Eczema and Hand Eczema
Eczema is a term used to describe a group of inflamed skin conditions that result in chronic, relapsing and very itchy rashes. About 15 million people in the United States suffer from some form of eczema, including 10 to 20 percent of all infants. There is no known cause for the condition It appears to involve an overactive immune system in the presence of certain materials and often occurs in people susceptible to allergies. Symptoms vary from person to person but often include dry, red, itchy patches on the skin which, when scratched, tend to break out in rashes. Sometimes rashes “bubble up” and ooze; other times they may be more scaly. A common result of excessive scratching is lichenification, the leathery texture caused by skin thickening.
Objects and conditions that trigger itchy eczema outbreaks may include rough or coarse materials touching the skin, excessive heat or sweating, soaps, detergents, disinfectants, fruit and meat juices, dust mites, animal saliva, dander, upper respiratory infections and stress. Avoidance of those triggers is the simplest way to minimize flare-ups.
The first and most critical step in preventing eczema is to restrain yourself from scratching. Children and infants often inadvertently worsen their eczema because they can not control scratching. You can help by applying moisturizer regularly, avoiding sudden temperature changes, keeping rooms free of dust mites, using mild soaps on skin and clothing and dressing the child in breathable clothing.
Hand Eczema is generally a chronic condition which can be controlled when properly treated but tends to reoccur when your hands come in contact with certain irritating substances. The following suggestions may help.
Avoid contact with soapy water, detergents, ammonia, cleanser, bleach, furniture polish and other household cleaning agents. Avoid solvents such as paint thinner, turpentine, alcohol, gasoline, acetone, fingernail polish remover. These strong agents were made for removing dirt and grease from floors, walls, dishes, not your skin. The less exposure to water the better.
When cooking, take special care to avoid contact with fruit juices (especially citrus fruits), raw meat and raw vegetables (particularly tomatoes, potatoes, onions and garlic).

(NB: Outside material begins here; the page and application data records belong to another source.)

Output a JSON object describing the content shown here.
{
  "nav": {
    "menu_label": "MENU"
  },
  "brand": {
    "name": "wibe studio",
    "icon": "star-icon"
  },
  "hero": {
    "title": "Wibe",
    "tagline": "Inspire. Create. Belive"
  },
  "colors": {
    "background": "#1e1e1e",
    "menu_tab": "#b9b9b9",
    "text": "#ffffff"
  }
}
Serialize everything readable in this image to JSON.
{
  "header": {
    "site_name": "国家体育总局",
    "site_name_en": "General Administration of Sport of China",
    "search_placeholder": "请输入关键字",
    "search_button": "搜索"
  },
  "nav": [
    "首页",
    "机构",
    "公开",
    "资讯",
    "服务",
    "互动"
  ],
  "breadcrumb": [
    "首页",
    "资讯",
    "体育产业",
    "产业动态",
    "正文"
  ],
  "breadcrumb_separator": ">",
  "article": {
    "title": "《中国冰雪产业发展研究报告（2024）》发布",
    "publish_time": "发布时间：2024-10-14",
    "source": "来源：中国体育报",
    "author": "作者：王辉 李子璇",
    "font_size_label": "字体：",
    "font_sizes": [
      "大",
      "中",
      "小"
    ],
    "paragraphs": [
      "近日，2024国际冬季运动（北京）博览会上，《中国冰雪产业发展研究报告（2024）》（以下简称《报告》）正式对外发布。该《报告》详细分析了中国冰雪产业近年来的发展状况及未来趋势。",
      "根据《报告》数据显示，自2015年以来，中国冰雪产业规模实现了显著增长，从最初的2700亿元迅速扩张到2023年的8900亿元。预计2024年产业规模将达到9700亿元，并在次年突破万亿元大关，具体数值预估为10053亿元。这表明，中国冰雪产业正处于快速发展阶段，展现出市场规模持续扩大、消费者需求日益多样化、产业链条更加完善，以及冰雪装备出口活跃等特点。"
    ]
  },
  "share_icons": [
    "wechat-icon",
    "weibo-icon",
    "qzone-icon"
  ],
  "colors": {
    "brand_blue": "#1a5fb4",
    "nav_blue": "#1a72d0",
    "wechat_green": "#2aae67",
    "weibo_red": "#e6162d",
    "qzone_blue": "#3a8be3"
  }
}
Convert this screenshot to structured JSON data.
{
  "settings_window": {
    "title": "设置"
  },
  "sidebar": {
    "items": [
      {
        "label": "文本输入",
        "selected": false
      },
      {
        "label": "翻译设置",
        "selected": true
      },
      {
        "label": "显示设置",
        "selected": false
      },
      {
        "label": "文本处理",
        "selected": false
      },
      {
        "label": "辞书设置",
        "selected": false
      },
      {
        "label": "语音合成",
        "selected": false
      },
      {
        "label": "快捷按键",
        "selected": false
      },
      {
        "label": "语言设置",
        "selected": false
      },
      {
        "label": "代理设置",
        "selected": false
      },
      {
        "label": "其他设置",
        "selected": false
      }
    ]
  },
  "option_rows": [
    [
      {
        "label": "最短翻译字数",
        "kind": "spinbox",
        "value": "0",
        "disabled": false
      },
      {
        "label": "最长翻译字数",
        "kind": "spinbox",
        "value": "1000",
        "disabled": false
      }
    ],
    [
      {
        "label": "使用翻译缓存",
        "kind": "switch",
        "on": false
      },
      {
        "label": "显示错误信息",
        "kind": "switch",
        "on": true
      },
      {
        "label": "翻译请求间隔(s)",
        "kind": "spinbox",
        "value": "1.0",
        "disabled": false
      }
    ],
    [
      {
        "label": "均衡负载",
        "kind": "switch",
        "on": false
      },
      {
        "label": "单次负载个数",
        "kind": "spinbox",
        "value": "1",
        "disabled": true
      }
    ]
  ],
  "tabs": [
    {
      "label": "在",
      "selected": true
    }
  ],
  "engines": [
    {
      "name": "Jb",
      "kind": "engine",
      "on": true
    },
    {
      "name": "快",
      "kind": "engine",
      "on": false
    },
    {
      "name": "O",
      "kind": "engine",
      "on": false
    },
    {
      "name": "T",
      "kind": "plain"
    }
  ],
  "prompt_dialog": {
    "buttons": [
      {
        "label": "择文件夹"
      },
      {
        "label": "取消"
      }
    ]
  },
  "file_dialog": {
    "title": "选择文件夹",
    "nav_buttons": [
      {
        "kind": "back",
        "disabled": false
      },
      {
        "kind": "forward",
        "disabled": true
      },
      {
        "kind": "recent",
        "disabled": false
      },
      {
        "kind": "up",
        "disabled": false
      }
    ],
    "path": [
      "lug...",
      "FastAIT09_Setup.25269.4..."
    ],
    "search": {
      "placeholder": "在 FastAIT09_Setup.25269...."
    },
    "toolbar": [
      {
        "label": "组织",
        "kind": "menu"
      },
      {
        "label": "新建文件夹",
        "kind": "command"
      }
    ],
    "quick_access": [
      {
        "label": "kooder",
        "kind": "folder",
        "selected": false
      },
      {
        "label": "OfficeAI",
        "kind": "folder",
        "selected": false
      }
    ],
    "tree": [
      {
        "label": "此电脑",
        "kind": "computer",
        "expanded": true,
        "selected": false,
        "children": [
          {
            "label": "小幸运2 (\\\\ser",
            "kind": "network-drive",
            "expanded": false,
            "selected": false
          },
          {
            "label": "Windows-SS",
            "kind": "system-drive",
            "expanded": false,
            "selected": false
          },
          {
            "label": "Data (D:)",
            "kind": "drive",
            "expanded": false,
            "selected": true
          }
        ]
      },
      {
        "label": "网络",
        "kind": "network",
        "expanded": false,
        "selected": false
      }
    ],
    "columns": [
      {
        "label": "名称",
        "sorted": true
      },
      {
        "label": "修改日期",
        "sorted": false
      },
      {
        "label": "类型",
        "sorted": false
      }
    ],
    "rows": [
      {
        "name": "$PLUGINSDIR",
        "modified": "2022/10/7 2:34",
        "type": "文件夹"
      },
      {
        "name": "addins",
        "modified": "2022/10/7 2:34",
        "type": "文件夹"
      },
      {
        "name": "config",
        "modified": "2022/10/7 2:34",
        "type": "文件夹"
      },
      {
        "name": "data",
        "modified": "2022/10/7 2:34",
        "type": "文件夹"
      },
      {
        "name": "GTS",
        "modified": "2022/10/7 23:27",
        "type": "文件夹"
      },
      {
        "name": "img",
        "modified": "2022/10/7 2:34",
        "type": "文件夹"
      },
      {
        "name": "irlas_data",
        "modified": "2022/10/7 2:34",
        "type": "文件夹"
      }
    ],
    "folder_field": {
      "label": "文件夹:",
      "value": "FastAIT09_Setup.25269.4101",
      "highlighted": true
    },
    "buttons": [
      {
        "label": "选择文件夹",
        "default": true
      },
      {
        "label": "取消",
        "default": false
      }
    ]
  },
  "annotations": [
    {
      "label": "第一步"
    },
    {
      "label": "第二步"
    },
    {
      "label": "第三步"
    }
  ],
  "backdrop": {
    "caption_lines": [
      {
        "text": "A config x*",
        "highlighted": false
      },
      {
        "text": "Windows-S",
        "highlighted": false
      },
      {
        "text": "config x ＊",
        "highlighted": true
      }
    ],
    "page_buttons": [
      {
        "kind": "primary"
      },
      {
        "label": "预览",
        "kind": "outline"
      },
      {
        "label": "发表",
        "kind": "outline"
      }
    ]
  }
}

Protect your hands while cleaning and cooking by wearing cotton cosmetic gloves (available at cosmetic counters) with separate rubber type gloves over them. Neoprene gloves or vinyl gloves are often less irritating than real rubber. Use the largest size gloves you can find so that air can circulate freely. It is important that the rubber not contact your skin directly. Try not to wear the rubber gloves for longer than 30 minutes at a time since heat and perspiration inside the gloves can be as irritating as soap and water. Use long-handled brushes whenever possible to keep glove wearing time to a minimum.
For washing your hands and body, use special non-irritating soap-free cleansers such as Cetaphil or Aquanil. These soap substitutes are also excellent for bathing babies and young children.
When doing dry, dusty, or dirty work, wear cotton gloves to prevent your hands from excessive soiling. Use heavy cotton or leather gloves for gardening.
Rings, particularly those with hollow backs, tend to collect soap particles. Try to rinse them clear after each hand washing and once a week remove hollow-backed rings and clean the inside with a toothbrush and vinegar. If the skin on your hands is severely inflamed, do not wear rings.
Your doctor will give you a prescription cream specifically designed to reduce the inflammation and irritation of your skin. Use it sparingly on the inflamed skin only. Once your skin is healed, discontinue the prescription cream. Moisturizing creams such as Cetaphil cream, Moisturel, DML Forte, Eucerin, Nivea and Aquaphor are helpful. You can apply them nightly to improve healing and maintain skin integrity.
Moisturizing lotions or creams, cold compresses and nonprescription anti-inflammatory corticosteroid creams and ointments are often helpful. Beyond this, physicians may prescribe corticosteroid medication, antibiotics to combat infection or sedative antihistamines. Phototherapy is a common procedure to reduce rashes, as are tar treatments (though messy). For severe cases, drugs such as cyclosporine A may be recommended.